1 U.S. Centers for Disease Control and Prevention. National Wastewater Surveillance System (NWSS). Feb. 4, 2022.
2 Edwards E, Siemaszko C. CDC confirms uptick in Covid virus found in wastewater. NBC News Mar. 15, 2022.
3 Armstrong D, Tartar A. U.S. Sewer Data Warns of a New Bump in Covid Cases After Lull. Bloomberg Mar. 14, 2022.
5 CDC. National Wastewater Surveillance System (NWSS). Feb. 4, 2022.
6 Olson A. Testing Sewage Can Foretell a COVID-19 Outbreak. The Intelligencer Mar. 14, 2022.
8 CDC. National Wastewater Surveillance System (NWSS). Feb. 4, 2022.
11 Smith Z. Coronavirus Rates Jump At Some Wastewater Testing Sites—Even As Case Counts Decline. Forbes Mar. 14, 2022.
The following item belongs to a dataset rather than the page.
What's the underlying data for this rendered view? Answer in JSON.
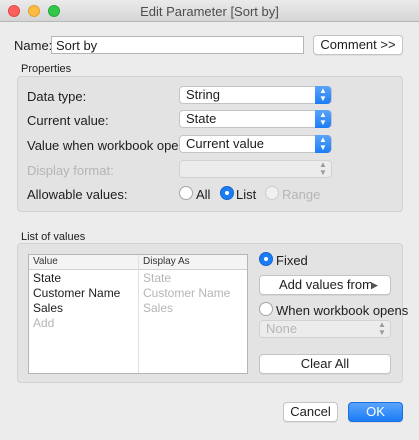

12 Armstrong D, Tartar A. U.S. Sewer Data Warns of a New Bump in Covid Cases After Lull. Bloomberg Mar. 14, 2022.